The New York Post has the First Amendment right to publish this garbage. But there's a difference between what the Post has the right to do, and what's right to do. Even if the Post's flimsy explanation is to be believed and the dead chimp in its cartoon represented Congress, or "Washington," and not President Obama, it was still wildly negligent of the Post to publish a cartoon that raised so many ugly connections to our country's racist past, some of which were on full display against Barack Obama only a few months ago. Also, the best that can be said against the Post's cartoon is that it approved of deadly violence against people at one end of Pennsylvania Avenue or the other.

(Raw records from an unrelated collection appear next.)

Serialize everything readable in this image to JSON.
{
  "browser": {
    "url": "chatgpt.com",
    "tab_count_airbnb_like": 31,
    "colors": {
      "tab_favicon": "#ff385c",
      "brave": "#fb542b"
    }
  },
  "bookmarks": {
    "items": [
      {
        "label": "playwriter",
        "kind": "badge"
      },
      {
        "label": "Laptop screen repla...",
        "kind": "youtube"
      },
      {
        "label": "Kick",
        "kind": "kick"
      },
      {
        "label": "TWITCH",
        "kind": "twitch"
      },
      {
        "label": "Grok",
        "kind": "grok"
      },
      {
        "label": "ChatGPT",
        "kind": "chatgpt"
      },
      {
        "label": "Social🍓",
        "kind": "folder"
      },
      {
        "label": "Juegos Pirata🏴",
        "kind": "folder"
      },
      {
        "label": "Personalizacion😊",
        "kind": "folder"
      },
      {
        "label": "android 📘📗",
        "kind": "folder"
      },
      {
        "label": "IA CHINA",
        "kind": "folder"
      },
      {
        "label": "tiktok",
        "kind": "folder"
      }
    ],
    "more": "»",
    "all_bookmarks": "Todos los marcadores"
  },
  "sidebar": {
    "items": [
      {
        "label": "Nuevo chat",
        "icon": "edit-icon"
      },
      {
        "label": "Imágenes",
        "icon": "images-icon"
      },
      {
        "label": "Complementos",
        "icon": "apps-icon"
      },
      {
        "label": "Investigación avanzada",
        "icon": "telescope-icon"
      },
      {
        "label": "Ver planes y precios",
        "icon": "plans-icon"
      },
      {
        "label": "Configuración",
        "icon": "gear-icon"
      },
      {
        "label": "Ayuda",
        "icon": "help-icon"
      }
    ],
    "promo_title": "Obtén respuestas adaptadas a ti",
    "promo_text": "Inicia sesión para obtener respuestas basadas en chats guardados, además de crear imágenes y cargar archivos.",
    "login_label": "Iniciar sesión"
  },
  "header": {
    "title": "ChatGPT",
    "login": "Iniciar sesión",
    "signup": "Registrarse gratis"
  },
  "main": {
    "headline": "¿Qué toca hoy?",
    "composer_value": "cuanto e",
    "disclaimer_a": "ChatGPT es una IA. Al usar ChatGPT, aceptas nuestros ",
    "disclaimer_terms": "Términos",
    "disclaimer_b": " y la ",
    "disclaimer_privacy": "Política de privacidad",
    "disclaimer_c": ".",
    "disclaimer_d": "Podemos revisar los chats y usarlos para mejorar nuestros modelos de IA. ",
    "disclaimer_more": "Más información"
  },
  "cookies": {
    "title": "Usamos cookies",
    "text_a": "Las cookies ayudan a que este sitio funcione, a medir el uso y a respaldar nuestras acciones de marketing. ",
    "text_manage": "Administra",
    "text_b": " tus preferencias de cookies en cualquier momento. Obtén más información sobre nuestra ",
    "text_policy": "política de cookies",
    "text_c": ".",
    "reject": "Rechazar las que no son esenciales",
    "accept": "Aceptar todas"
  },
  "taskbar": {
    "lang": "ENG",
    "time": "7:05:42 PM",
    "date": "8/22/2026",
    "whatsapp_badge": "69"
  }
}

We have rights ourselves, including the right to speak out against the Post's cartoon, and to vote against such irresponsible corporate behavior with our wallets. I think the appropriate response to the Post's cartoon is to demand a full and unambiguous apology from the Post, and not the half-assed kind that merely expresses regret for "readers who may have misinterpreted the cartoon." If the Post refuses to issue such an apology, we should call for a boycott, and termination of subscriptions, to all of Rupert Murdoch's media properties, including the New York Post, the Wall Street Journal, the Fox television channels and networks, and the movies produced by 20th Century Fox's film studios.